======== Available records
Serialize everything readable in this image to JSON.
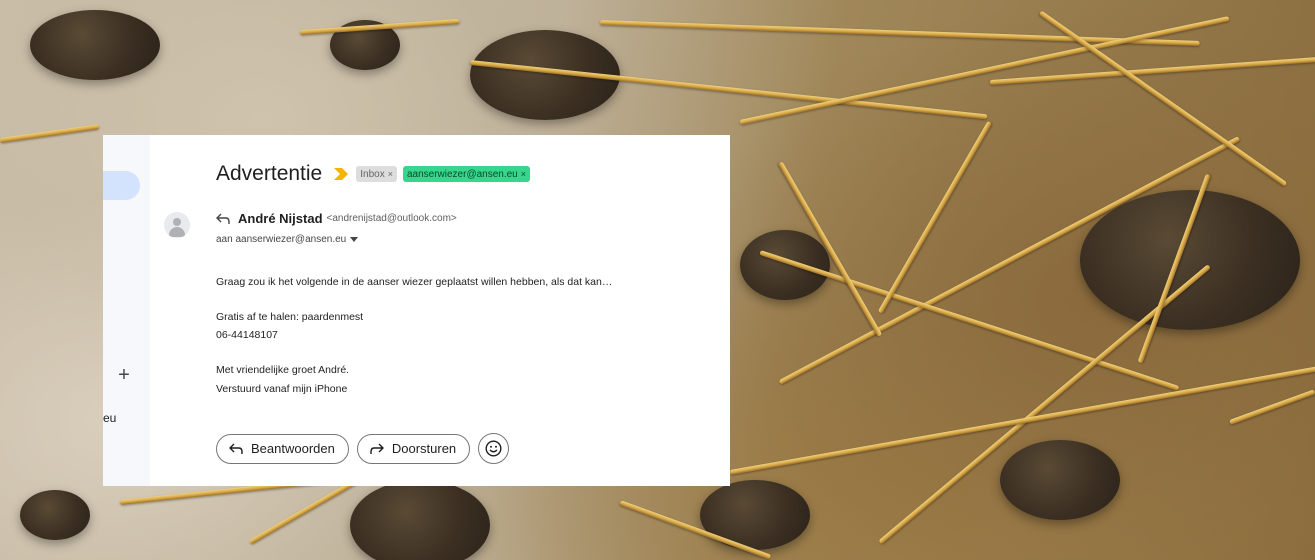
{
  "email": {
    "subject": "Advertentie",
    "labels": {
      "inbox": "Inbox",
      "inbox_close": "×",
      "address": "aanserwiezer@ansen.eu",
      "address_close": "×"
    },
    "sender_name": "André Nijstad",
    "sender_email": "<andrenijstad@outlook.com>",
    "to_line": "aan aanserwiezer@ansen.eu",
    "body": {
      "line1": "Graag zou ik het volgende in de aanser wiezer geplaatst willen hebben, als dat kan…",
      "line2": "Gratis af te halen: paardenmest",
      "line3": "06-44148107",
      "line4": "Met vriendelijke groet André.",
      "line5": "Verstuurd vanaf mijn iPhone"
    },
    "actions": {
      "reply": "Beantwoorden",
      "forward": "Doorsturen"
    }
  },
  "sidebar": {
    "plus": "+",
    "label_fragment": "eu"
  },
  "colors": {
    "label_chip": "#37d68d",
    "importance": "#f4b400",
    "compose_highlight": "#d3e3fd"
  },
  "icons": {
    "importance": "importance-marker-icon",
    "reply": "reply-arrow-icon",
    "forward": "forward-arrow-icon",
    "emoji": "emoji-reaction-icon",
    "avatar": "default-avatar-icon",
    "dropdown": "chevron-down-icon"
  }
}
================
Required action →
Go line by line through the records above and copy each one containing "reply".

Answer section →
      "reply": "Beantwoorden",
    "reply": "reply-arrow-icon",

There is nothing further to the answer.